● **ASSIGNMENT**
Count how many lines below include the word "Gigabit". Answer with a number only.
[EXERCISE INPUT]
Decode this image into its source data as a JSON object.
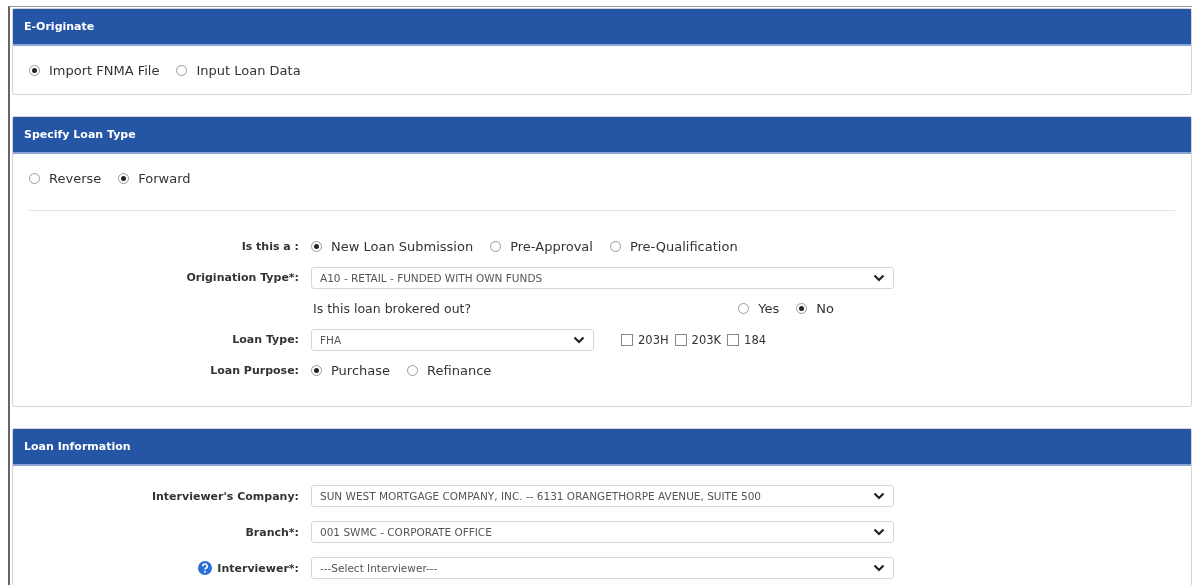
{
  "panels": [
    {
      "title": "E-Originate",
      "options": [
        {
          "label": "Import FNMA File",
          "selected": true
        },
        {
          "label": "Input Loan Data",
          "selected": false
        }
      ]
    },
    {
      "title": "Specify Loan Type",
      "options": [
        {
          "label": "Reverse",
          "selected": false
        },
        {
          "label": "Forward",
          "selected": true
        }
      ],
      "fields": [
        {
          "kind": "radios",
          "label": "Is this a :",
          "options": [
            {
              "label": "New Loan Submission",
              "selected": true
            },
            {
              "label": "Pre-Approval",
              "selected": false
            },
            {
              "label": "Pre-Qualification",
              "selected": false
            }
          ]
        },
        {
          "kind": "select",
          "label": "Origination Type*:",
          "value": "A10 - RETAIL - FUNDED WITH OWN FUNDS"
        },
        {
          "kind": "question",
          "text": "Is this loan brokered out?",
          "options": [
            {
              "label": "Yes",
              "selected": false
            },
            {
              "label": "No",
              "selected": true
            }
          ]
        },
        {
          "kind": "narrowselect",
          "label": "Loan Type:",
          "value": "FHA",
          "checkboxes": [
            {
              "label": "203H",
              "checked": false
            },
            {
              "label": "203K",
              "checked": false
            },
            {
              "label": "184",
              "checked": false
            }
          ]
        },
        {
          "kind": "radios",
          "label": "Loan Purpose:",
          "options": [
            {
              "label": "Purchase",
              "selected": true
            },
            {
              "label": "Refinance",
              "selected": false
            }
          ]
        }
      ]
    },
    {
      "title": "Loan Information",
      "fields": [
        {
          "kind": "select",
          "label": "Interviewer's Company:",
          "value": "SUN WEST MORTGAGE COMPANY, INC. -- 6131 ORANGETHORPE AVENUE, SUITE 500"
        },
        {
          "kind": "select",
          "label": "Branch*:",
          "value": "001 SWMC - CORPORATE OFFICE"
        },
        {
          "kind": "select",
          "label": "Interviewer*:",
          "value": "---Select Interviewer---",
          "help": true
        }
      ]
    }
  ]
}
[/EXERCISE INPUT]
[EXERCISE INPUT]
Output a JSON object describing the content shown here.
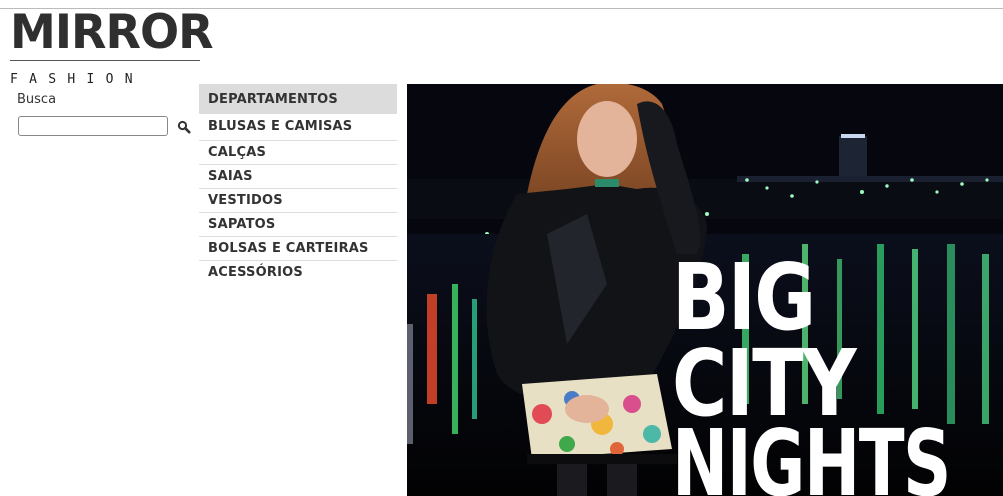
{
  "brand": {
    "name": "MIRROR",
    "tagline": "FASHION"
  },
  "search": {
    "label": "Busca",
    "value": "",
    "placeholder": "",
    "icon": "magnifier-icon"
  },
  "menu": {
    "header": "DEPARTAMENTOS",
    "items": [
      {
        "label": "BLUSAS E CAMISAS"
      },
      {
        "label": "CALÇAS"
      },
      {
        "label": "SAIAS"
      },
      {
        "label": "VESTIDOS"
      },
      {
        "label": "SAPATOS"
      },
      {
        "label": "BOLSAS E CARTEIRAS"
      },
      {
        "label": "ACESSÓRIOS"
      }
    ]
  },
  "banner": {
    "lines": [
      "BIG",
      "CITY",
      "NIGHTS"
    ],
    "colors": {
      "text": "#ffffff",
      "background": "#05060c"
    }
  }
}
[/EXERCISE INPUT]
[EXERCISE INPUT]
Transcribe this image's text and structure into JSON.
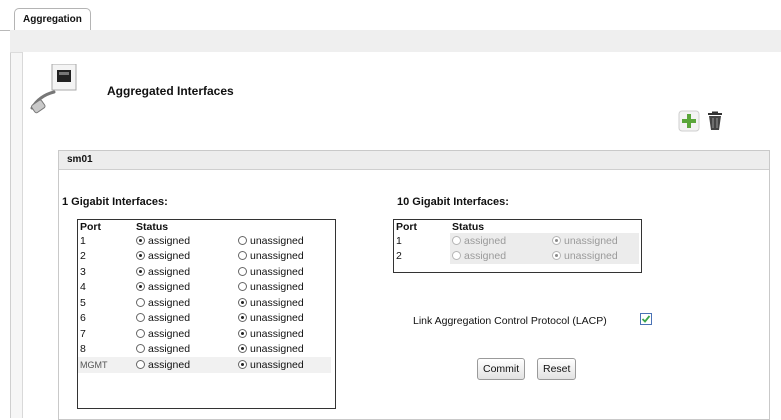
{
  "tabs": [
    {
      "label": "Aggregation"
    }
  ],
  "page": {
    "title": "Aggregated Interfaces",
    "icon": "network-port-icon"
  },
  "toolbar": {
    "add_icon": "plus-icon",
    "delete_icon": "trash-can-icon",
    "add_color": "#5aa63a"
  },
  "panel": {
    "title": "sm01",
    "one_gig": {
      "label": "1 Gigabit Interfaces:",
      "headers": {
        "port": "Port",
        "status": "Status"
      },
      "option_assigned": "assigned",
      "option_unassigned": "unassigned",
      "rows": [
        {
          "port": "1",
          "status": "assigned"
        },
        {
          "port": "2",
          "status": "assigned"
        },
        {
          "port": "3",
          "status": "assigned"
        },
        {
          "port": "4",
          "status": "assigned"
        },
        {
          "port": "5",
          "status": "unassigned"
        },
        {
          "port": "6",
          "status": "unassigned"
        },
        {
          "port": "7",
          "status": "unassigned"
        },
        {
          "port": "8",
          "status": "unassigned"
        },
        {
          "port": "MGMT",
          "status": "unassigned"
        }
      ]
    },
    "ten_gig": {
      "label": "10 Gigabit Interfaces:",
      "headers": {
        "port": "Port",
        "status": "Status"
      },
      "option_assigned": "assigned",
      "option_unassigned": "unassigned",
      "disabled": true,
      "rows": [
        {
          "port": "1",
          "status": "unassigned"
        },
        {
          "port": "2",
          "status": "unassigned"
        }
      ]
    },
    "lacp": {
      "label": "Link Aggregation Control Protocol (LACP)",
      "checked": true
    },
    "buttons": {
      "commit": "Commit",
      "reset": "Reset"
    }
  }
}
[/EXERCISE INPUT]
● **SOLUTION TO THIS EXERCISE**
2